The truth is a mixture of all of the above. Writers do tend to incorporate their own personal experiences into their writing. How much is dependent upon what they are writing and whether it's relatable. Writers also tend to not answer the question. Because what fun would that be?

My debut novel, All About Annie, is a classic example of how this all comes together. The book, aboout a woman who sees herself in the pages of a bestselling mystery, has her wondering, is it real? Is she imagining things? Why would someone write about her?

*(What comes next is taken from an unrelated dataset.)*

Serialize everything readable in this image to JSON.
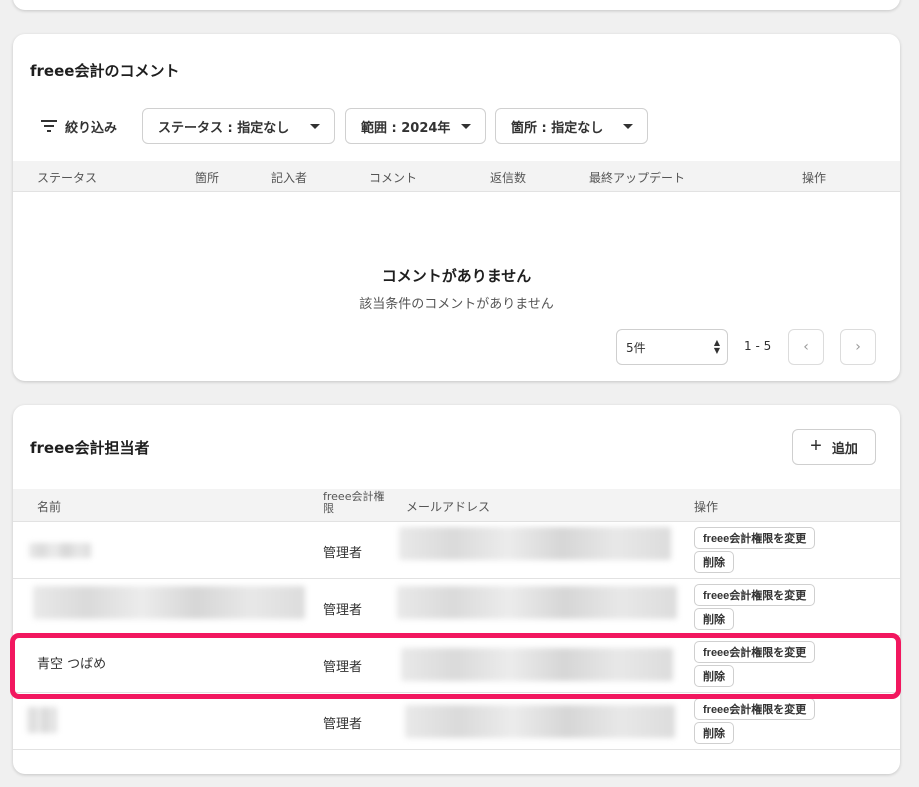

Among friends and relatives who've read the book, there are those who insist half the book must be from my own past. Others who insist none of it relates to me. But they all want to know if it does. And I would never tell. Some think they are in the book. See themselves in there. Which makes me secretly smile and nod. I've done my job. Made them wonder. And this is the beauty of fiction.

A good novel draws you in. It provides you with a relatable story. Relatable characters. And sometimes it gives you the sense that it could happen to you. It could be you. Or not. So next time you pick up a good book and feel like it's partly telling your story? Smile, appreciate it, and let the author know they did their job. Because the review I received above? Yeah, made my day, month, year. I am eternally grateful for the compliment.

The Fixers have arrived!

 It's here. You've probably heard. Kindle Vella, the new serialized fiction service from Amazon. You can read one episode, if you li...